• **Available records**:

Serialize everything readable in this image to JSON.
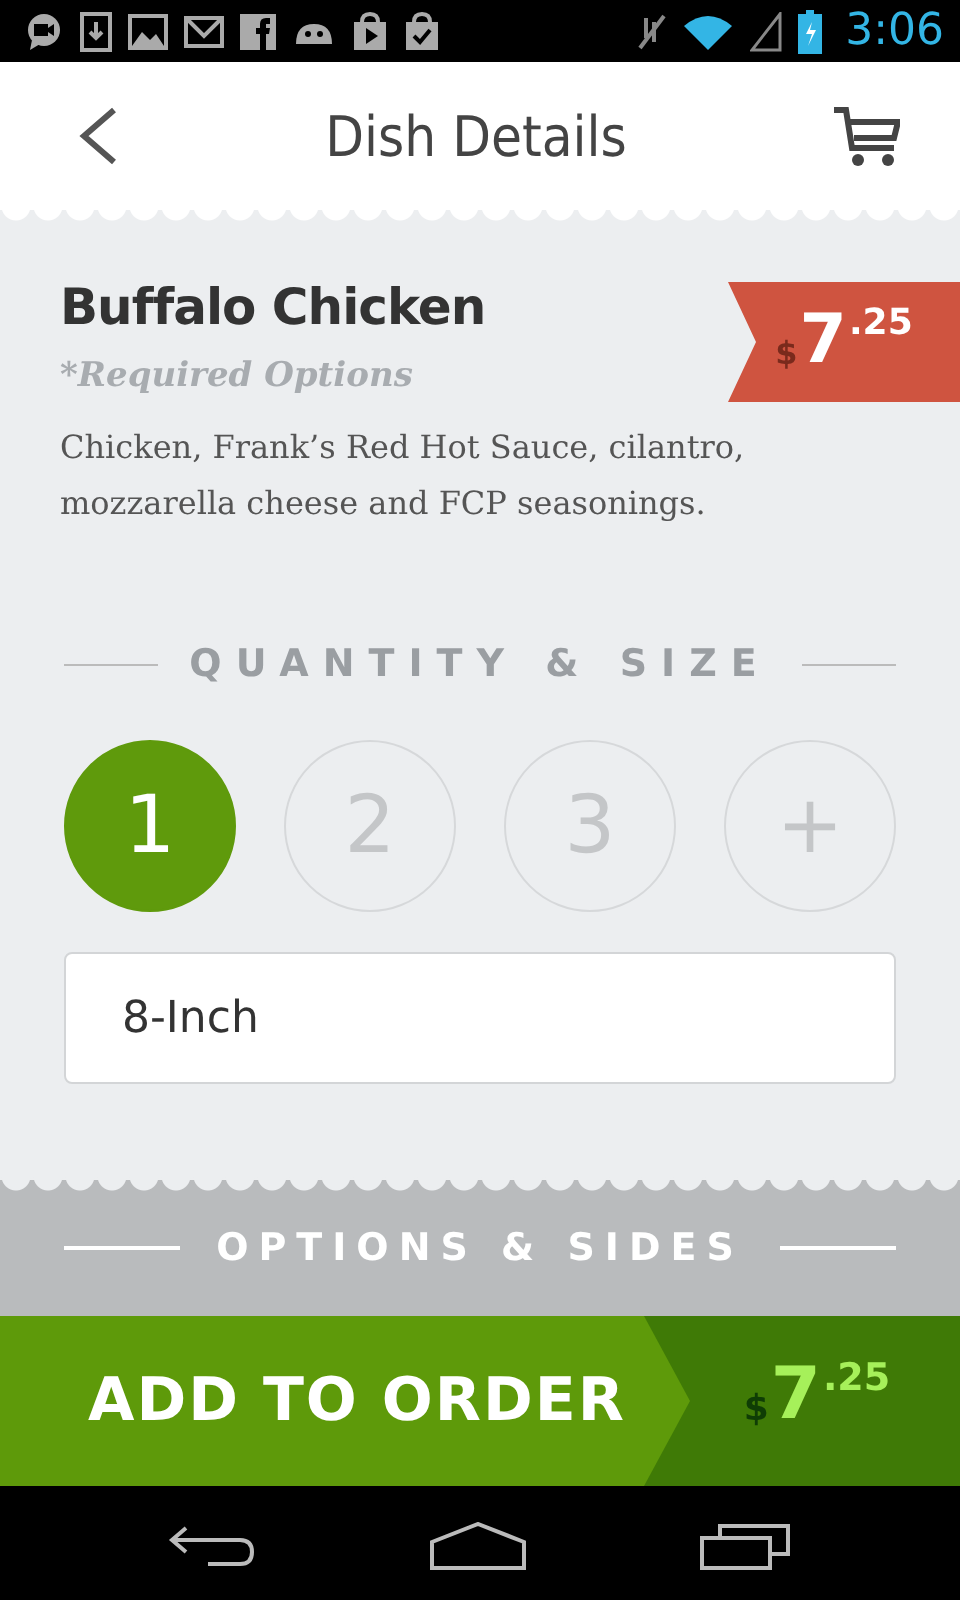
{
  "status_bar": {
    "time": "3:06"
  },
  "header": {
    "title": "Dish Details"
  },
  "dish": {
    "name": "Buffalo Chicken",
    "required_note": "*Required Options",
    "description": "Chicken, Frank’s Red Hot Sauce, cilantro, mozzarella cheese and FCP seasonings.",
    "price": {
      "currency": "$",
      "dollars": "7",
      "cents": ".25"
    }
  },
  "quantity_section": {
    "heading": "QUANTITY & SIZE",
    "options": [
      {
        "label": "1",
        "selected": true
      },
      {
        "label": "2",
        "selected": false
      },
      {
        "label": "3",
        "selected": false
      }
    ],
    "more_label": "+",
    "size_value": "8-Inch"
  },
  "options_section": {
    "heading": "OPTIONS & SIDES"
  },
  "order_bar": {
    "label": "ADD TO ORDER",
    "price": {
      "currency": "$",
      "dollars": "7",
      "cents": ".25"
    }
  }
}
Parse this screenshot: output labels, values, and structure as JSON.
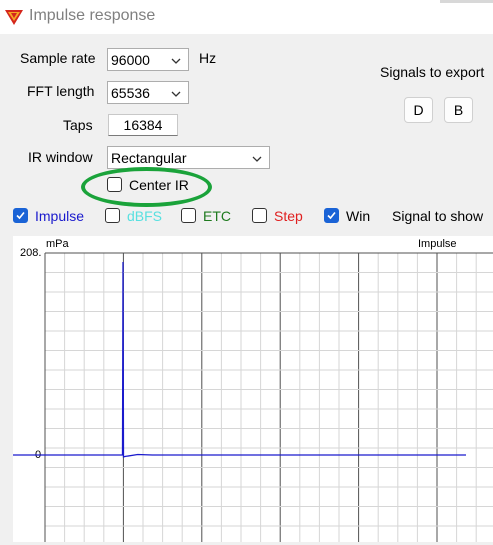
{
  "window": {
    "title": "Impulse response"
  },
  "form": {
    "sample_rate": {
      "label": "Sample rate",
      "value": "96000",
      "unit": "Hz"
    },
    "fft_length": {
      "label": "FFT length",
      "value": "65536"
    },
    "taps": {
      "label": "Taps",
      "value": "16384"
    },
    "ir_window": {
      "label": "IR window",
      "value": "Rectangular"
    },
    "center_ir": {
      "label": "Center IR",
      "checked": false
    }
  },
  "export": {
    "label": "Signals to export",
    "buttons": [
      "D",
      "B"
    ]
  },
  "signals": {
    "label": "Signal to show",
    "items": [
      {
        "label": "Impulse",
        "checked": true,
        "color": "#1a1acd"
      },
      {
        "label": "dBFS",
        "checked": false,
        "color": "#58e0e0"
      },
      {
        "label": "ETC",
        "checked": false,
        "color": "#1e7a1e"
      },
      {
        "label": "Step",
        "checked": false,
        "color": "#e02020"
      },
      {
        "label": "Win",
        "checked": true,
        "color": "#000000"
      }
    ]
  },
  "plot": {
    "unit": "mPa",
    "series_label": "Impulse",
    "y_top_label": "208.",
    "y_zero_label": "0"
  },
  "chart_data": {
    "type": "line",
    "title": "",
    "series": [
      {
        "name": "Impulse",
        "color": "#1a1acd",
        "x": [
          0,
          0.99,
          1.0,
          1.01,
          1.05,
          1.3,
          1.6,
          2.5,
          8
        ],
        "y": [
          0,
          0,
          208,
          -2,
          -1.5,
          0.5,
          0,
          0,
          0
        ]
      }
    ],
    "ylim": [
      -90,
      208
    ],
    "grid": true,
    "legend": "top-right"
  }
}
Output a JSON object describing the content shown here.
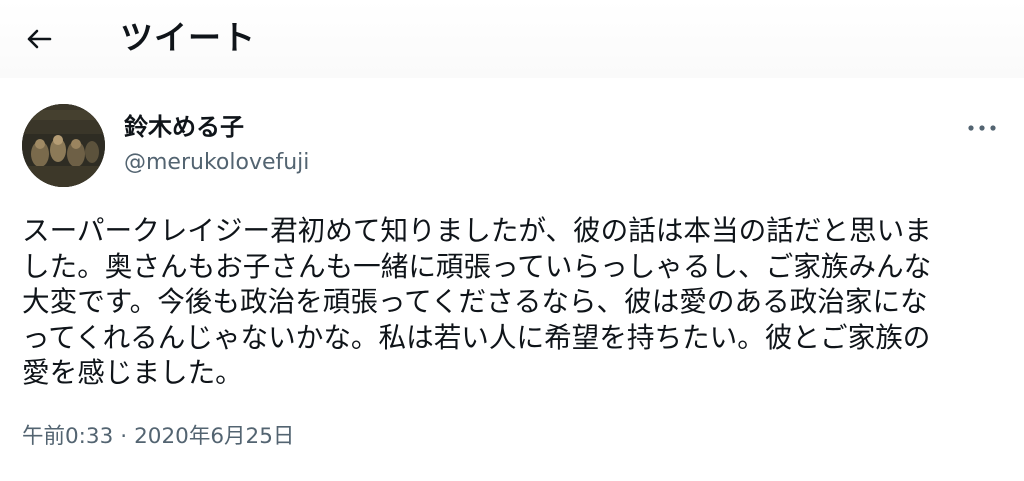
{
  "header": {
    "back_icon": "arrow-left-icon",
    "title": "ツイート"
  },
  "tweet": {
    "author": {
      "name": "鈴木める子",
      "handle": "@merukolovefuji",
      "avatar_icon": "user-avatar-photo"
    },
    "more_icon": "more-horizontal-icon",
    "text_lines": [
      "スーパークレイジー君初めて知りましたが、彼の話は本当の話だと思いま",
      "した。奥さんもお子さんも一緒に頑張っていらっしゃるし、ご家族みんな",
      "大変です。今後も政治を頑張ってくださるなら、彼は愛のある政治家にな",
      "ってくれるんじゃないかな。私は若い人に希望を持ちたい。彼とご家族の",
      "愛を感じました。"
    ],
    "time": "午前0:33",
    "separator": "·",
    "date": "2020年6月25日"
  },
  "colors": {
    "text_primary": "#0f1419",
    "text_secondary": "#536471",
    "background": "#ffffff"
  }
}
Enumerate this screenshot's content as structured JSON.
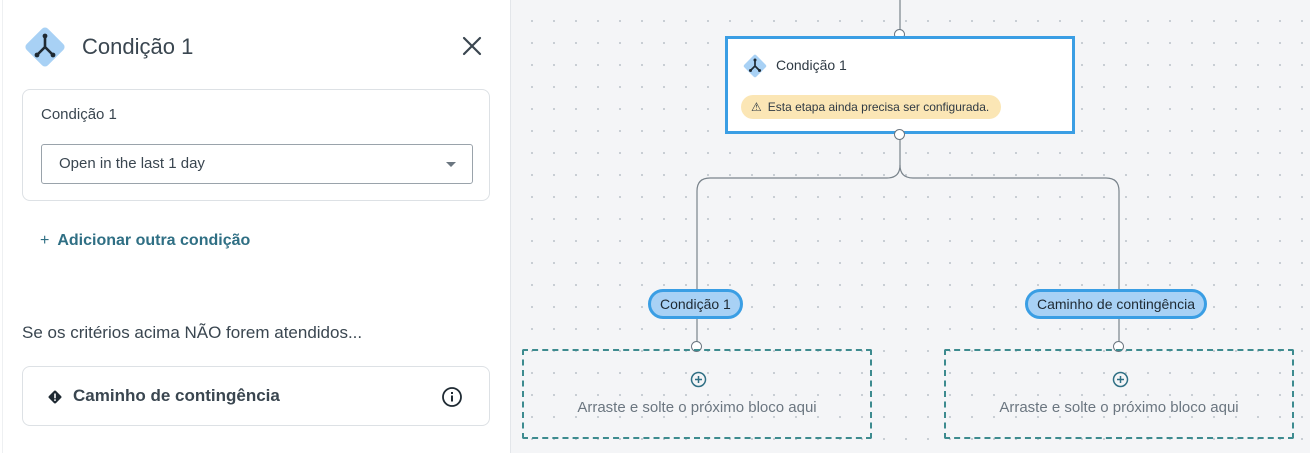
{
  "panel": {
    "title": "Condição 1",
    "condition_card": {
      "label": "Condição 1",
      "select_value": "Open in the last 1 day"
    },
    "add_condition": {
      "plus": "+",
      "label": "Adicionar outra condição"
    },
    "fallback_text": "Se os critérios acima NÃO forem atendidos...",
    "fallback_card": {
      "label": "Caminho de contingência"
    }
  },
  "canvas": {
    "node": {
      "title": "Condição 1",
      "warning": "Esta etapa ainda precisa ser configurada."
    },
    "branches": {
      "left": "Condição 1",
      "right": "Caminho de contingência"
    },
    "dropzones": {
      "left": "Arraste e solte o próximo bloco aqui",
      "right": "Arraste e solte o próximo bloco aqui"
    }
  },
  "colors": {
    "accent": "#3a9ee4",
    "link": "#2f6f84",
    "warning_bg": "#fbe6b5",
    "pill_bg": "#a8d1f5",
    "dropzone_border": "#3d8b8f"
  }
}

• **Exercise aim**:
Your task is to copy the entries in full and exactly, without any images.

• **Task response**:
Serialize everything readable in this image to JSON.
{
  "status_bar": {
    "time": "3:06"
  },
  "header": {
    "title": "Dish Details"
  },
  "dish": {
    "name": "Buffalo Chicken",
    "required_note": "*Required Options",
    "description": "Chicken, Frank’s Red Hot Sauce, cilantro, mozzarella cheese and FCP seasonings.",
    "price": {
      "currency": "$",
      "dollars": "7",
      "cents": ".25"
    }
  },
  "quantity_section": {
    "heading": "QUANTITY & SIZE",
    "options": [
      {
        "label": "1",
        "selected": true
      },
      {
        "label": "2",
        "selected": false
      },
      {
        "label": "3",
        "selected": false
      }
    ],
    "more_label": "+",
    "size_value": "8-Inch"
  },
  "options_section": {
    "heading": "OPTIONS & SIDES"
  },
  "order_bar": {
    "label": "ADD TO ORDER",
    "price": {
      "currency": "$",
      "dollars": "7",
      "cents": ".25"
    }
  }
}
Parse this screenshot: output labels, values, and structure as JSON.
{
  "window": {
    "title": "Impulse response"
  },
  "form": {
    "sample_rate": {
      "label": "Sample rate",
      "value": "96000",
      "unit": "Hz"
    },
    "fft_length": {
      "label": "FFT length",
      "value": "65536"
    },
    "taps": {
      "label": "Taps",
      "value": "16384"
    },
    "ir_window": {
      "label": "IR window",
      "value": "Rectangular"
    },
    "center_ir": {
      "label": "Center IR",
      "checked": false
    }
  },
  "export": {
    "label": "Signals to export",
    "buttons": [
      "D",
      "B"
    ]
  },
  "signals": {
    "label": "Signal to show",
    "items": [
      {
        "label": "Impulse",
        "checked": true,
        "color": "#1a1acd"
      },
      {
        "label": "dBFS",
        "checked": false,
        "color": "#58e0e0"
      },
      {
        "label": "ETC",
        "checked": false,
        "color": "#1e7a1e"
      },
      {
        "label": "Step",
        "checked": false,
        "color": "#e02020"
      },
      {
        "label": "Win",
        "checked": true,
        "color": "#000000"
      }
    ]
  },
  "plot": {
    "unit": "mPa",
    "series_label": "Impulse",
    "y_top_label": "208.",
    "y_zero_label": "0"
  },
  "chart_data": {
    "type": "line",
    "title": "",
    "series": [
      {
        "name": "Impulse",
        "color": "#1a1acd",
        "x": [
          0,
          0.99,
          1.0,
          1.01,
          1.05,
          1.3,
          1.6,
          2.5,
          8
        ],
        "y": [
          0,
          0,
          208,
          -2,
          -1.5,
          0.5,
          0,
          0,
          0
        ]
      }
    ],
    "ylim": [
      -90,
      208
    ],
    "grid": true,
    "legend": "top-right"
  }
}
Output a JSON object describing the content shown here.
{
  "header": {
    "back_icon": "arrow-left-icon",
    "title": "ツイート"
  },
  "tweet": {
    "author": {
      "name": "鈴木める子",
      "handle": "@merukolovefuji",
      "avatar_icon": "user-avatar-photo"
    },
    "more_icon": "more-horizontal-icon",
    "text_lines": [
      "スーパークレイジー君初めて知りましたが、彼の話は本当の話だと思いま",
      "した。奥さんもお子さんも一緒に頑張っていらっしゃるし、ご家族みんな",
      "大変です。今後も政治を頑張ってくださるなら、彼は愛のある政治家にな",
      "ってくれるんじゃないかな。私は若い人に希望を持ちたい。彼とご家族の",
      "愛を感じました。"
    ],
    "time": "午前0:33",
    "separator": "·",
    "date": "2020年6月25日"
  },
  "colors": {
    "text_primary": "#0f1419",
    "text_secondary": "#536471",
    "background": "#ffffff"
  }
}
Enumerate this screenshot's content as structured JSON.
{
  "panel": {
    "title": "Condição 1",
    "condition_card": {
      "label": "Condição 1",
      "select_value": "Open in the last 1 day"
    },
    "add_condition": {
      "plus": "+",
      "label": "Adicionar outra condição"
    },
    "fallback_text": "Se os critérios acima NÃO forem atendidos...",
    "fallback_card": {
      "label": "Caminho de contingência"
    }
  },
  "canvas": {
    "node": {
      "title": "Condição 1",
      "warning": "Esta etapa ainda precisa ser configurada."
    },
    "branches": {
      "left": "Condição 1",
      "right": "Caminho de contingência"
    },
    "dropzones": {
      "left": "Arraste e solte o próximo bloco aqui",
      "right": "Arraste e solte o próximo bloco aqui"
    }
  },
  "colors": {
    "accent": "#3a9ee4",
    "link": "#2f6f84",
    "warning_bg": "#fbe6b5",
    "pill_bg": "#a8d1f5",
    "dropzone_border": "#3d8b8f"
  }
}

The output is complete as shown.